According to an Austrian journalist whose book has just been published this week in Austria, the £5billion worth artworks were actually saved by a group of salt miners and not the real Allied team. The real heroes are now said to be these Austrian salt miners who did not want to take part in the destruction of the works.
George Clooney’s movie depicts the story of the Monuments Men as it happened towards the end of the Second World War, a film in which Americans were the rescuers of the priceless objects and paintings.
Apparently, the real story can now be found in Konrad Kramar’s book ‘Mission Michelangelo’, where the salt miners offered to save the artworks from who was at the time the most feared man in Nazi Germany, Ernst Kaltenbrunner.
Kaltenbrunner died at Nuremberb where he was charged and hanged for his war crimes. He was almost as influential as Heinrich Himmler in regards to terror, repression and murder all across the occupied territories, the Mail Online reports.
Kaltenbrunner went back home to Austria, where he was actually from, just 11 day before Hitler’s suicide on April 30, 1945.
Before he died, Hitler order for all the power plants, railways, roads, mines and bridges to be destroyed. He knew that this way, the Allied forces would never have what he had. Among the targets was the Altaussee mine, with its 40,000 square metres of galleries and where some of the most important works in history were hidden, waiting to vanish under the Nazi attack.
Among the artworks stored at the Altaussee mine were the The Astronomer’ and ‘Painter in his Studio’, by Jan Vermeer and ‘The Bruges Madonna,’ Michelangelo’s statue, just a few of the 6,557 including Rembrandt and Rubens.

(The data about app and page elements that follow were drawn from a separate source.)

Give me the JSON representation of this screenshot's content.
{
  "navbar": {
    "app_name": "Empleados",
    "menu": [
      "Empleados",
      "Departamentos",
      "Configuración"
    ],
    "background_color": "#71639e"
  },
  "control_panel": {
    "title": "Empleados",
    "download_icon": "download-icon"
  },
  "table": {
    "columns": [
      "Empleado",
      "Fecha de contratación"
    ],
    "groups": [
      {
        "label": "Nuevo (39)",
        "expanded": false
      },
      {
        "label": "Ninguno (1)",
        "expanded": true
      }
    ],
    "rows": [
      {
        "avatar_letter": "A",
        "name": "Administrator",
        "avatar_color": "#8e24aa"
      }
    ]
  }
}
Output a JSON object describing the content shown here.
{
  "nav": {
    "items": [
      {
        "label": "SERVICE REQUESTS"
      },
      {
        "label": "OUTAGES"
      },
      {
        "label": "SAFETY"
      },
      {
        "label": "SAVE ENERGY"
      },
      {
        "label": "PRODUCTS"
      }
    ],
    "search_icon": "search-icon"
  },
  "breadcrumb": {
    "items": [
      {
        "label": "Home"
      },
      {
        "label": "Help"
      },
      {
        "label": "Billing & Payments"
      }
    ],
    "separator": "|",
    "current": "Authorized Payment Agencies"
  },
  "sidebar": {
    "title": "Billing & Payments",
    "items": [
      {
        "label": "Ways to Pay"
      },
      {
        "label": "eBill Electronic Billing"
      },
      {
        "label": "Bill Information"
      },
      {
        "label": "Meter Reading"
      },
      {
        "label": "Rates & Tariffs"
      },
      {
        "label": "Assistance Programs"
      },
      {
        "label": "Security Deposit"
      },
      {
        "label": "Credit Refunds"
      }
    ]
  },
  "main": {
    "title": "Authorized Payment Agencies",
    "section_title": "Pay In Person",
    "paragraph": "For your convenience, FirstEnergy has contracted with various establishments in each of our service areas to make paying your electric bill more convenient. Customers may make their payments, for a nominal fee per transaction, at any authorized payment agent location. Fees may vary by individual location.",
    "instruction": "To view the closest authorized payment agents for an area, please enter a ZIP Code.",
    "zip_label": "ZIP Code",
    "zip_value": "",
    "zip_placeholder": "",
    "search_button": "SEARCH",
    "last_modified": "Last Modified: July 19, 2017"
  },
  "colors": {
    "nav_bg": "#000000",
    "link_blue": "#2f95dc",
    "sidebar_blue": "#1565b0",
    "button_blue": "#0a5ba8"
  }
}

The works were going to be destroyed using TNT bombs.
According to Kramar’s book, Alois Raudaschl, the miner’s supervisor and a member of the Nazi party, met up with Kaltenbrunner just a few days after Hitler killed himself, on May 3, 1945, because he thought Kaltenbrunner might just want to give up on that nonsense and stop the destruction of the galleries and everything that was in them.
‘It wasn’t resistance fighters, an Austrian agent of the British secret service who claimed the credit, nor the Monuments Men or the management of the mine who saved the paintings, but the miners themselves,’ insisted Kramar.
Kaltenbrunner understood that the operation wasn’t going to prove anything to anyone and it wasn’t worth the priceless artworks inside the mine, so he encouraged the miners to take in the mission of saving them.
The next day, Raudaschl and his team of miners, returned to the galleries and removed all the bombs, which were later hidden in the woods around Altaussee. The miners were able to put guards outside the entrance of the mine so that nobody could go inside.
13 days later, the artworks were found by the Monuments Men at Altaussee. They ensured the all the objects and paintings were safely moved to Munich.